The backlash to his hiring escalated Wednesday after The Ringer’s Claire McNear reported that Richards made disparaging comments about women, Jews, poor people and Haiti seven years ago, while he was co-executive producer of “The Price Is Right” and hosting a podcast called “The Randumb Show.”
McNear, the author of “Answers in the Form of Questions,” a book about the “Jeopardy!” franchise, says she reviewed all 41 episodes of the podcast, which was billed as a behind-the-scenes look at “The Price Is Right.” NBC News has not listened to the original recordings, which appear to have been pulled offline.
Richards, for his part, apologized and said in a statement on Wednesday evening: “It’s more than clear that my attempts to be funny and provocative were not acceptable.”
The firestorm was highly unusual for a program that was virtually synonymous with Trebek’s sober-minded bearing and above-the-fray style — and largely exempt from the cultural feuds and cycles of controversy that have lately engulfed the internet.
The fan reaction
In the days before Richards announced he would step down, NBC News interviewed "Jeopardy!" die-hards across the U.S. who expressed mixed opinions about the new emcee and the future of the franchise.
Amy Bornmann, a director in the corporate office of a timeshare management company in Orlando, is such a loyal "Jeopardy!" viewer that she figures she spent more time in the virtual company of Trebek than with some of her own family members. When she tuned in for the series of guest-host tryouts earlier this year, Bornmann was impressed by Richards' confidence and easy command of the answer-and-question format.
"Honestly, I had him pegged at the top of my list, even though I kept referring to him as 'What's his name?' because nobody knew his name. It made sense because he's so intimately familiar with the show. It was comfortable for him to step in,” Bornmann said in an interview.
“It was just so natural for Mike Richards.

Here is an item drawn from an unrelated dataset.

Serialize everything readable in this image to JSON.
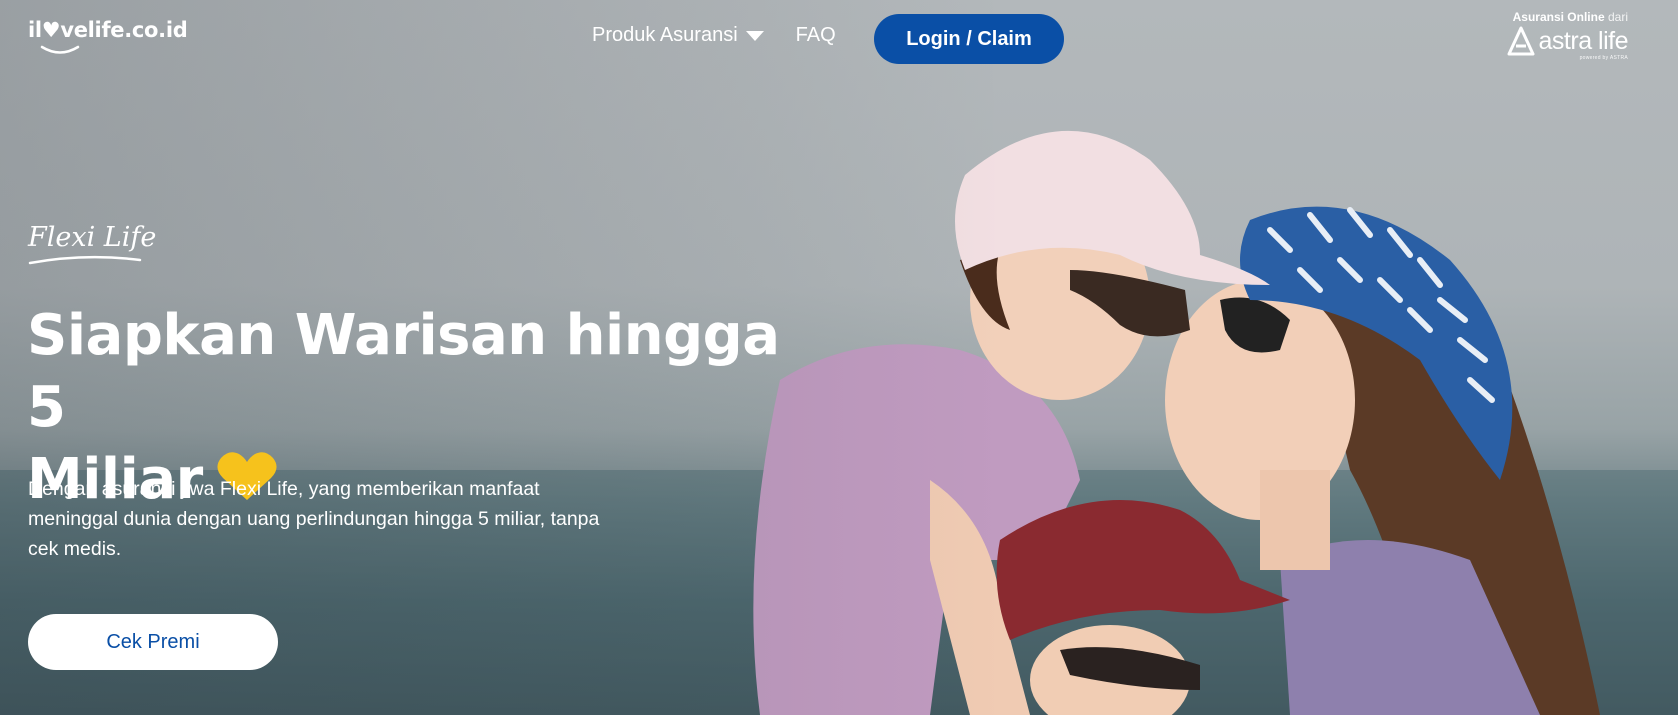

He knew the right pacing, how to get through the questions, how to get the contestants to move along,” she added.
Bornmann, 45, said the recent headlines about Richards made her second-guess whether he is the best choice, although she added she would have “100 percent” continued to watch the show if he had remained in the job.
But some fans believed that while Richards might have been trying to signal contrition for his past behavior, the “optics” of his accession to the syndicated TV throne were still deeply unfortunate.

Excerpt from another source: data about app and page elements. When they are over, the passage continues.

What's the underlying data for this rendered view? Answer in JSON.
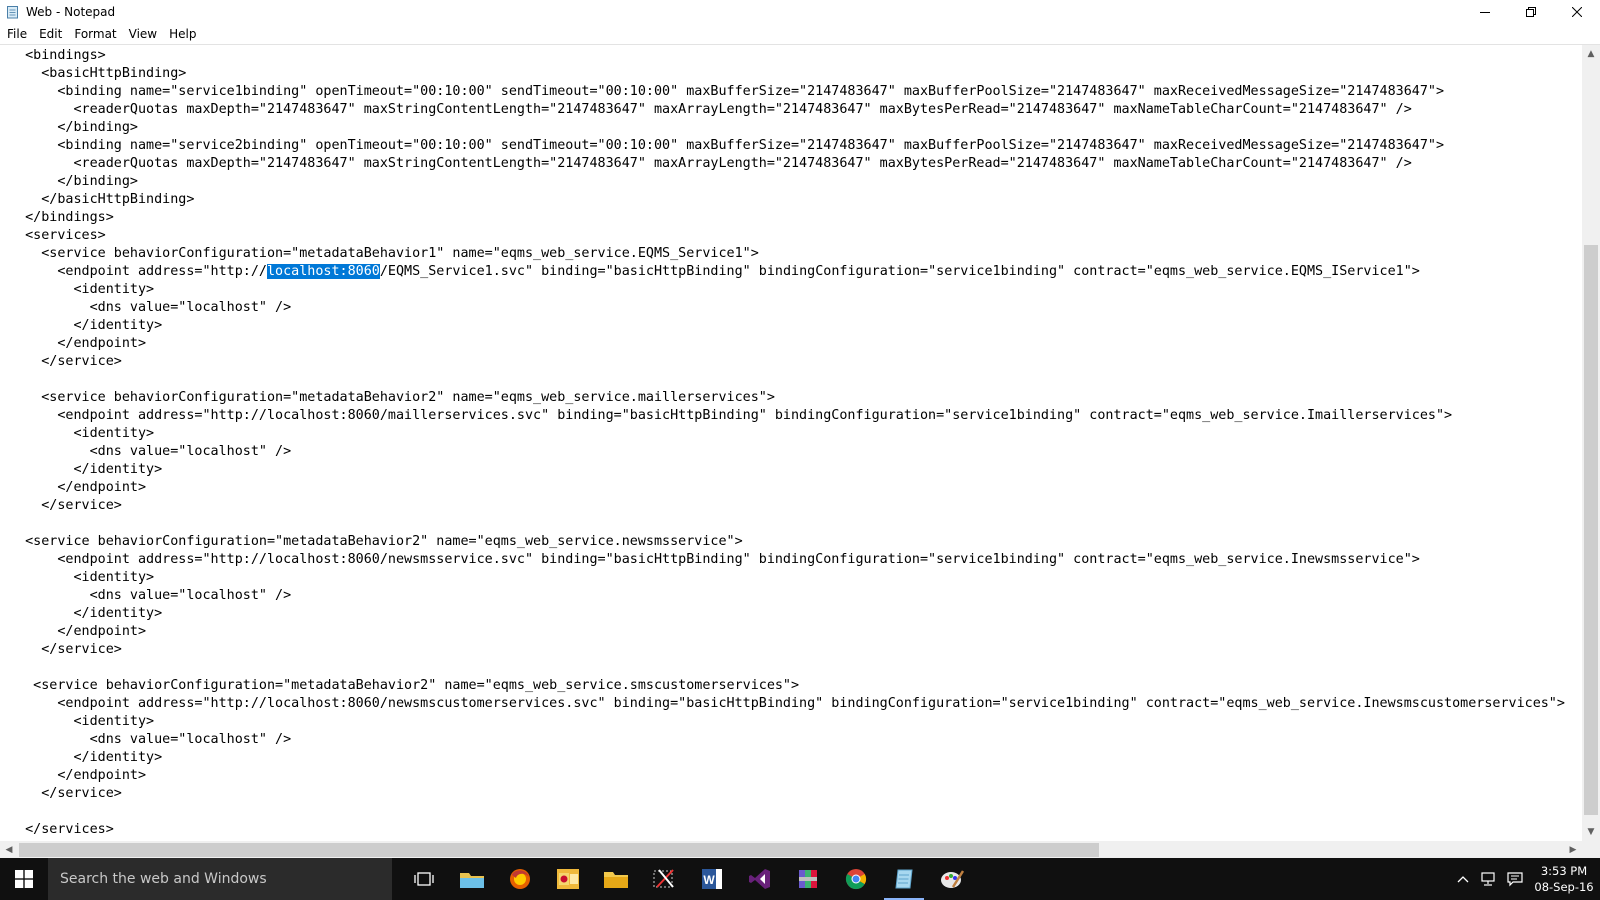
{
  "window": {
    "title": "Web - Notepad"
  },
  "menu": [
    "File",
    "Edit",
    "Format",
    "View",
    "Help"
  ],
  "editor": {
    "lines": [
      "  <bindings>",
      "    <basicHttpBinding>",
      "      <binding name=\"service1binding\" openTimeout=\"00:10:00\" sendTimeout=\"00:10:00\" maxBufferSize=\"2147483647\" maxBufferPoolSize=\"2147483647\" maxReceivedMessageSize=\"2147483647\">",
      "        <readerQuotas maxDepth=\"2147483647\" maxStringContentLength=\"2147483647\" maxArrayLength=\"2147483647\" maxBytesPerRead=\"2147483647\" maxNameTableCharCount=\"2147483647\" />",
      "      </binding>",
      "      <binding name=\"service2binding\" openTimeout=\"00:10:00\" sendTimeout=\"00:10:00\" maxBufferSize=\"2147483647\" maxBufferPoolSize=\"2147483647\" maxReceivedMessageSize=\"2147483647\">",
      "        <readerQuotas maxDepth=\"2147483647\" maxStringContentLength=\"2147483647\" maxArrayLength=\"2147483647\" maxBytesPerRead=\"2147483647\" maxNameTableCharCount=\"2147483647\" />",
      "      </binding>",
      "    </basicHttpBinding>",
      "  </bindings>",
      "  <services>",
      "    <service behaviorConfiguration=\"metadataBehavior1\" name=\"eqms_web_service.EQMS_Service1\">",
      "      <endpoint address=\"http://localhost:8060/EQMS_Service1.svc\" binding=\"basicHttpBinding\" bindingConfiguration=\"service1binding\" contract=\"eqms_web_service.EQMS_IService1\">",
      "        <identity>",
      "          <dns value=\"localhost\" />",
      "        </identity>",
      "      </endpoint>",
      "    </service>",
      "",
      "    <service behaviorConfiguration=\"metadataBehavior2\" name=\"eqms_web_service.maillerservices\">",
      "      <endpoint address=\"http://localhost:8060/maillerservices.svc\" binding=\"basicHttpBinding\" bindingConfiguration=\"service1binding\" contract=\"eqms_web_service.Imaillerservices\">",
      "        <identity>",
      "          <dns value=\"localhost\" />",
      "        </identity>",
      "      </endpoint>",
      "    </service>",
      "",
      "  <service behaviorConfiguration=\"metadataBehavior2\" name=\"eqms_web_service.newsmsservice\">",
      "      <endpoint address=\"http://localhost:8060/newsmsservice.svc\" binding=\"basicHttpBinding\" bindingConfiguration=\"service1binding\" contract=\"eqms_web_service.Inewsmsservice\">",
      "        <identity>",
      "          <dns value=\"localhost\" />",
      "        </identity>",
      "      </endpoint>",
      "    </service>",
      "",
      "   <service behaviorConfiguration=\"metadataBehavior2\" name=\"eqms_web_service.smscustomerservices\">",
      "      <endpoint address=\"http://localhost:8060/newsmscustomerservices.svc\" binding=\"basicHttpBinding\" bindingConfiguration=\"service1binding\" contract=\"eqms_web_service.Inewsmscustomerservices\">",
      "        <identity>",
      "          <dns value=\"localhost\" />",
      "        </identity>",
      "      </endpoint>",
      "    </service>",
      "",
      "  </services>"
    ],
    "selection": {
      "line": 12,
      "text": "localhost:8060"
    },
    "selection_color": "#0078d7"
  },
  "taskbar": {
    "search_placeholder": "Search the web and Windows",
    "apps": [
      "task-view-icon",
      "file-explorer-icon",
      "firefox-icon",
      "outlook-icon",
      "folder-icon",
      "snipping-tool-icon",
      "word-icon",
      "visual-studio-icon",
      "archive-icon",
      "chrome-icon",
      "notepad-icon",
      "paint-icon"
    ],
    "clock": {
      "time": "3:53 PM",
      "date": "08-Sep-16"
    }
  }
}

Eric Seader, who records “Jeopardy!” on his DVR every night and watches it with his wife during dinner, said he believed the show’s producers demonstrated poor judgment in allowing Richards to be chosen for one of the most coveted hosting gigs in television.
“I think, in 2021, it’s incredibly tone-deaf for any media organization to even consider somebody who might have a controversial past,” Seader, 42, said. “I’m sure we all have stuff in our past that would be offensive to somebody, but given the diversity of the guest hosts,” producers could have gone in a different direction.

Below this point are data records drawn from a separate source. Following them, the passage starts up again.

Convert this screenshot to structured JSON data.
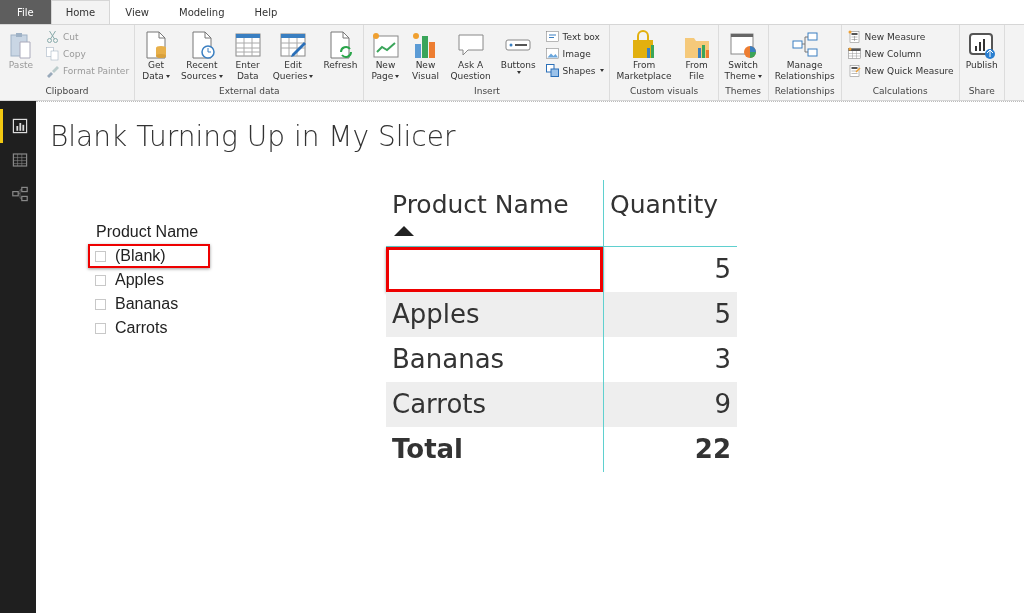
{
  "tabs": [
    {
      "label": "File",
      "kind": "file",
      "selected": false
    },
    {
      "label": "Home",
      "kind": "tab",
      "selected": true
    },
    {
      "label": "View",
      "kind": "tab",
      "selected": false
    },
    {
      "label": "Modeling",
      "kind": "tab",
      "selected": false
    },
    {
      "label": "Help",
      "kind": "tab",
      "selected": false
    }
  ],
  "ribbon": [
    {
      "label": "Clipboard",
      "items": [
        {
          "kind": "large",
          "label": "Paste",
          "dropdown": false,
          "disabled": true
        },
        {
          "kind": "small",
          "label": "Cut",
          "dropdown": false,
          "disabled": true
        },
        {
          "kind": "small",
          "label": "Copy",
          "dropdown": false,
          "disabled": true
        },
        {
          "kind": "small",
          "label": "Format Painter",
          "dropdown": false,
          "disabled": true
        }
      ]
    },
    {
      "label": "External data",
      "items": [
        {
          "kind": "large",
          "label": "Get\nData",
          "dropdown": true,
          "disabled": false
        },
        {
          "kind": "large",
          "label": "Recent\nSources",
          "dropdown": true,
          "disabled": false
        },
        {
          "kind": "large",
          "label": "Enter\nData",
          "dropdown": false,
          "disabled": false
        },
        {
          "kind": "large",
          "label": "Edit\nQueries",
          "dropdown": true,
          "disabled": false
        },
        {
          "kind": "large",
          "label": "Refresh",
          "dropdown": false,
          "disabled": false
        }
      ]
    },
    {
      "label": "Insert",
      "items": [
        {
          "kind": "large",
          "label": "New\nPage",
          "dropdown": true,
          "disabled": false
        },
        {
          "kind": "large",
          "label": "New\nVisual",
          "dropdown": false,
          "disabled": false
        },
        {
          "kind": "large",
          "label": "Ask A\nQuestion",
          "dropdown": false,
          "disabled": false
        },
        {
          "kind": "large",
          "label": "Buttons",
          "dropdown": true,
          "disabled": false
        },
        {
          "kind": "small",
          "label": "Text box",
          "dropdown": false,
          "disabled": false
        },
        {
          "kind": "small",
          "label": "Image",
          "dropdown": false,
          "disabled": false
        },
        {
          "kind": "small",
          "label": "Shapes",
          "dropdown": true,
          "disabled": false
        }
      ]
    },
    {
      "label": "Custom visuals",
      "items": [
        {
          "kind": "large",
          "label": "From\nMarketplace",
          "dropdown": false,
          "disabled": false
        },
        {
          "kind": "large",
          "label": "From\nFile",
          "dropdown": false,
          "disabled": false
        }
      ]
    },
    {
      "label": "Themes",
      "items": [
        {
          "kind": "large",
          "label": "Switch\nTheme",
          "dropdown": true,
          "disabled": false
        }
      ]
    },
    {
      "label": "Relationships",
      "items": [
        {
          "kind": "large",
          "label": "Manage\nRelationships",
          "dropdown": false,
          "disabled": false
        }
      ]
    },
    {
      "label": "Calculations",
      "items": [
        {
          "kind": "small",
          "label": "New Measure",
          "dropdown": false,
          "disabled": false
        },
        {
          "kind": "small",
          "label": "New Column",
          "dropdown": false,
          "disabled": false
        },
        {
          "kind": "small",
          "label": "New Quick Measure",
          "dropdown": false,
          "disabled": false
        }
      ]
    },
    {
      "label": "Share",
      "items": [
        {
          "kind": "large",
          "label": "Publish",
          "dropdown": false,
          "disabled": false
        }
      ]
    }
  ],
  "views": [
    {
      "selected": true
    },
    {
      "selected": false
    },
    {
      "selected": false
    }
  ],
  "page": {
    "title": "Blank Turning Up in My Slicer"
  },
  "slicer": {
    "title": "Product Name",
    "items": [
      {
        "label": "(Blank)",
        "checked": false,
        "highlighted": true
      },
      {
        "label": "Apples",
        "checked": false,
        "highlighted": false
      },
      {
        "label": "Bananas",
        "checked": false,
        "highlighted": false
      },
      {
        "label": "Carrots",
        "checked": false,
        "highlighted": false
      }
    ]
  },
  "table": {
    "columns": [
      {
        "label": "Product Name",
        "sorted": true
      },
      {
        "label": "Quantity",
        "sorted": false
      }
    ],
    "rows": [
      {
        "quantity": "5",
        "highlighted": true
      },
      {
        "product": "Apples",
        "quantity": "5",
        "highlighted": false
      },
      {
        "product": "Bananas",
        "quantity": "3",
        "highlighted": false
      },
      {
        "product": "Carrots",
        "quantity": "9",
        "highlighted": false
      }
    ],
    "total": {
      "label": "Total",
      "quantity": "22"
    }
  }
}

Seader, a technical consultant who works with law firms and lives in New Jersey, said he was far more impressed with the guest-hosting stints by Burton, Green Bay Packers quarterback Aaron Rodgers, ABC News personality Robin Roberts, sportscaster Joe Buck, and “TODAY” show co-host Savannah Guthrie. (“TODAY” is produced by NBC News.)
“They introduced all these guest hosts who were excellent, but then the guy who has the controlling stake basically says, ‘I’m going to keep doing it.’ The optics are terrible, and I don’t really see any positive spin that could be on it,” Seader said.
In a 2018 interview with TMZ's Harvey Levin, Trebek identified two potential replacements: Laura Coates, a legal analyst for CNN, and Alex Faust, the play-by-play announcer for the Los Angeles Kings hockey team. Neither served as guest hosts this past season.
The new season of the show started production in mid-August. It was expected to debut on Sept. 13.